*** DATA SECTION Section Begins ***

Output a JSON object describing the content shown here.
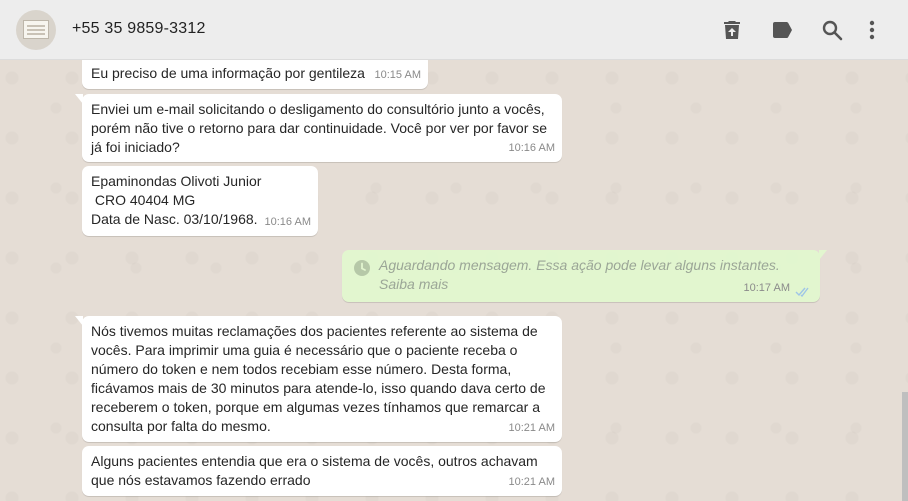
{
  "header": {
    "contact": "+55 35 9859-3312",
    "icons": [
      "delete-icon",
      "label-icon",
      "search-icon",
      "menu-icon"
    ]
  },
  "messages": [
    {
      "text": "Eu preciso de uma informação por gentileza",
      "time": "10:15 AM"
    },
    {
      "text": "Enviei um e-mail solicitando o desligamento do consultório junto a vocês, porém não tive o retorno para dar continuidade. Você por ver por favor se já foi iniciado?",
      "time": "10:16 AM"
    },
    {
      "text": "Epaminondas Olivoti Junior\n CRO 40404 MG\nData de Nasc. 03/10/1968.",
      "time": "10:16 AM"
    },
    {
      "text": "Aguardando mensagem. Essa ação pode levar alguns instantes. Saiba mais",
      "time": "10:17 AM"
    },
    {
      "text": "Nós tivemos muitas reclamações dos pacientes referente ao sistema de vocês. Para imprimir uma guia é necessário que o paciente receba o número do token e nem todos recebiam esse número. Desta forma, ficávamos mais de 30 minutos para atende-lo, isso quando dava certo de receberem o token, porque em algumas vezes tínhamos que remarcar a consulta por falta do mesmo.",
      "time": "10:21 AM"
    },
    {
      "text": "Alguns pacientes entendia que era o sistema de vocês, outros achavam que nós estavamos fazendo errado",
      "time": "10:21 AM"
    }
  ],
  "colors": {
    "incoming_bubble": "#ffffff",
    "outgoing_bubble": "#e2f7cf",
    "chat_background": "#e5ddd5",
    "header_background": "#ededed",
    "icon": "#555555",
    "read_ticks": "#9ec5e8"
  }
}
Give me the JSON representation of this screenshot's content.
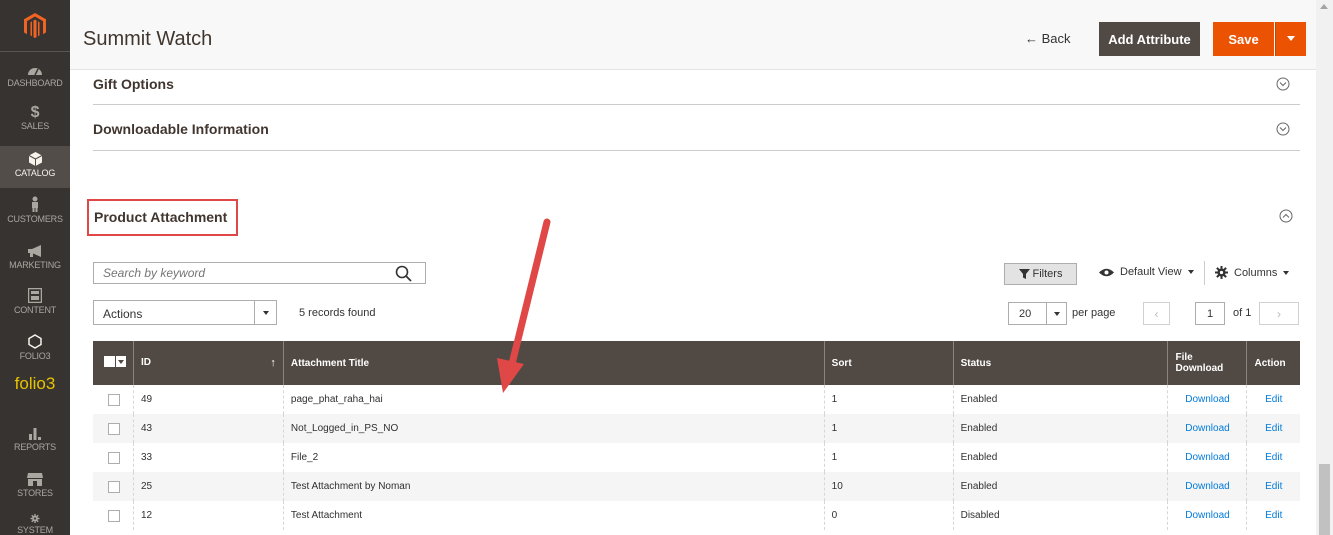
{
  "header": {
    "title": "Summit Watch",
    "back_label": "← Back",
    "add_attribute_label": "Add Attribute",
    "save_label": "Save"
  },
  "sidebar": {
    "items": [
      {
        "label": "DASHBOARD",
        "icon": "dashboard-icon"
      },
      {
        "label": "SALES",
        "icon": "dollar-icon"
      },
      {
        "label": "CATALOG",
        "icon": "cube-icon"
      },
      {
        "label": "CUSTOMERS",
        "icon": "person-icon"
      },
      {
        "label": "MARKETING",
        "icon": "megaphone-icon"
      },
      {
        "label": "CONTENT",
        "icon": "content-icon"
      },
      {
        "label": "FOLIO3",
        "icon": "hexagon-icon"
      },
      {
        "label": "REPORTS",
        "icon": "bar-chart-icon"
      },
      {
        "label": "STORES",
        "icon": "store-icon"
      },
      {
        "label": "SYSTEM",
        "icon": "gear-icon"
      }
    ],
    "brand": "folio3"
  },
  "sections": {
    "gift_options": "Gift Options",
    "downloadable_information": "Downloadable Information",
    "product_attachment": "Product Attachment"
  },
  "grid": {
    "search_placeholder": "Search by keyword",
    "filters_label": "Filters",
    "default_view_label": "Default View",
    "columns_label": "Columns",
    "actions_label": "Actions",
    "records_found": "5 records found",
    "per_page_value": "20",
    "per_page_label": "per page",
    "current_page": "1",
    "of_pages": "of 1",
    "columns": [
      {
        "label": "ID"
      },
      {
        "label": "Attachment Title"
      },
      {
        "label": "Sort"
      },
      {
        "label": "Status"
      },
      {
        "label": "File Download"
      },
      {
        "label": "Action"
      }
    ],
    "rows": [
      {
        "id": "49",
        "title": "page_phat_raha_hai",
        "sort": "1",
        "status": "Enabled",
        "download": "Download",
        "action": "Edit"
      },
      {
        "id": "43",
        "title": "Not_Logged_in_PS_NO",
        "sort": "1",
        "status": "Enabled",
        "download": "Download",
        "action": "Edit"
      },
      {
        "id": "33",
        "title": "File_2",
        "sort": "1",
        "status": "Enabled",
        "download": "Download",
        "action": "Edit"
      },
      {
        "id": "25",
        "title": "Test Attachment by Noman",
        "sort": "10",
        "status": "Enabled",
        "download": "Download",
        "action": "Edit"
      },
      {
        "id": "12",
        "title": "Test Attachment",
        "sort": "0",
        "status": "Disabled",
        "download": "Download",
        "action": "Edit"
      }
    ]
  },
  "colors": {
    "sidebar_bg": "#373330",
    "header_dark": "#514943",
    "save_orange": "#eb5202",
    "link_blue": "#007bdb",
    "annotation_red": "#e04848"
  }
}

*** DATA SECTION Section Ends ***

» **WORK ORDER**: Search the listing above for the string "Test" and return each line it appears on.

» **WRITTEN RESPONSE**:
        "title": "Test Attachment by Noman",
        "title": "Test Attachment",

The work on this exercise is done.